In case you haven’t seen it yet, Blackboard has responded to the non-final invalidation of their patent by the USPTO. I’ve only had time to scan it quickly, but here are my preliminary observations.
First, Blackboard has added a bunch of new dependent claims, bringing the total up to 57. (There’s a Steve Martin joke in here somewhere.) It is within the rights of the patent holder to modify or add claims during a challenge under certain conditions (e.g., it can’t add new independent claims that would broaden the scope of the patent.) I haven’t looked at these new claims (and won’t look at them), but in general, patent holders can take advantage of the re-examination process to actually strengthen their patents. It would appear that Blackboard is attempting to do so here.

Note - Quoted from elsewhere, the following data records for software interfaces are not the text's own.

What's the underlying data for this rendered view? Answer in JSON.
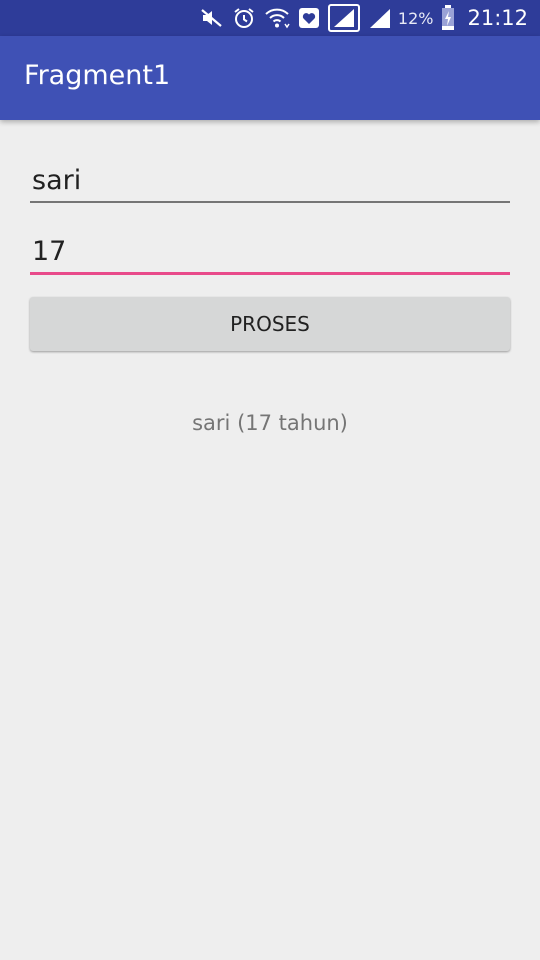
{
  "status_bar": {
    "icons": [
      "mute-icon",
      "alarm-icon",
      "wifi-icon",
      "health-icon",
      "signal-sim1-icon",
      "signal-sim2-icon",
      "battery-charging-icon"
    ],
    "battery_percent": "12%",
    "time": "21:12"
  },
  "app_bar": {
    "title": "Fragment1"
  },
  "form": {
    "name_value": "sari",
    "age_value": "17",
    "submit_label": "PROSES"
  },
  "result": {
    "text": "sari (17 tahun)"
  },
  "colors": {
    "status_bar": "#2e3c99",
    "app_bar": "#3f51b5",
    "accent": "#e84a8a",
    "background": "#eeeeee",
    "button": "#d6d7d7"
  }
}
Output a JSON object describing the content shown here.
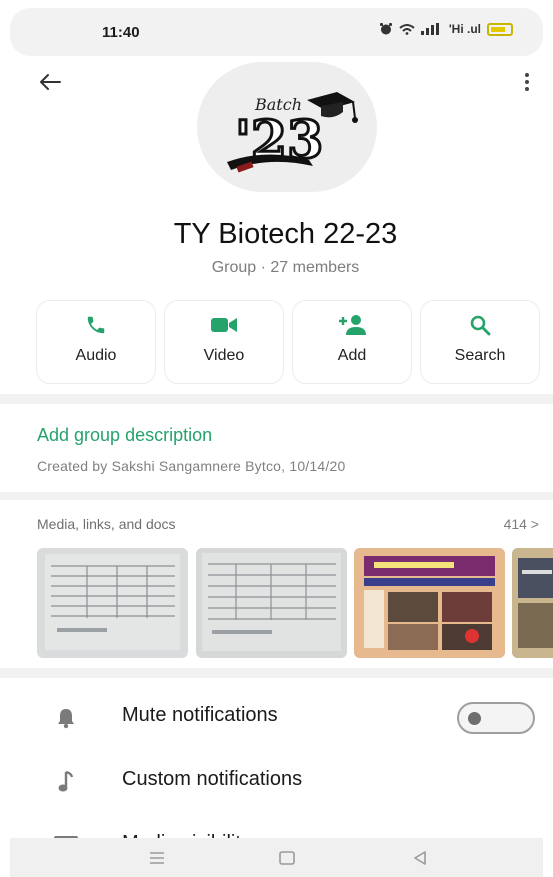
{
  "status_bar": {
    "time": "11:40",
    "signal_text": "'Hi .ul"
  },
  "header": {
    "back_icon": "arrow-left-icon",
    "menu_icon": "more-vertical-icon"
  },
  "group": {
    "avatar_text": "'23",
    "avatar_caption": "Batch",
    "name": "TY Biotech 22-23",
    "meta": "Group · 27 members"
  },
  "actions": [
    {
      "label": "Audio",
      "icon": "phone-icon"
    },
    {
      "label": "Video",
      "icon": "video-camera-icon"
    },
    {
      "label": "Add",
      "icon": "add-person-icon"
    },
    {
      "label": "Search",
      "icon": "search-icon"
    }
  ],
  "description": {
    "link": "Add group description",
    "created": "Created by Sakshi Sangamnere Bytco, 10/14/20"
  },
  "media": {
    "title": "Media, links, and docs",
    "count": "414 >"
  },
  "settings": [
    {
      "label": "Mute notifications",
      "icon": "bell-icon",
      "toggle": false
    },
    {
      "label": "Custom notifications",
      "icon": "music-note-icon"
    },
    {
      "label": "Media visibility",
      "icon": "image-icon"
    }
  ],
  "colors": {
    "accent": "#25a36b",
    "text": "#111111",
    "muted": "#7d7d7d"
  }
}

Second, one of Blackboard’s main arguments appears to be that none of the prior art submitted shows a system in which a person can log on once and simultaneously be a teacher in one class and a student in another with different access permissions in each case. If you have to log in separately to access each role, or if you can have multiple roles but these roles don’t affect your access privileges, then you don’t have prior art (they claim). I am not going to have time to go back through the prior art documentation in the D2L and SFLC re-exam appendices, but if you have the time and inclination to look, all documentation can be found here. In addition to the question of whether the prior art does or does not point to a system with these characteristics, there is also the question of whether the USPTO accepts Blackboard’s characterization of what the patent says in the first place.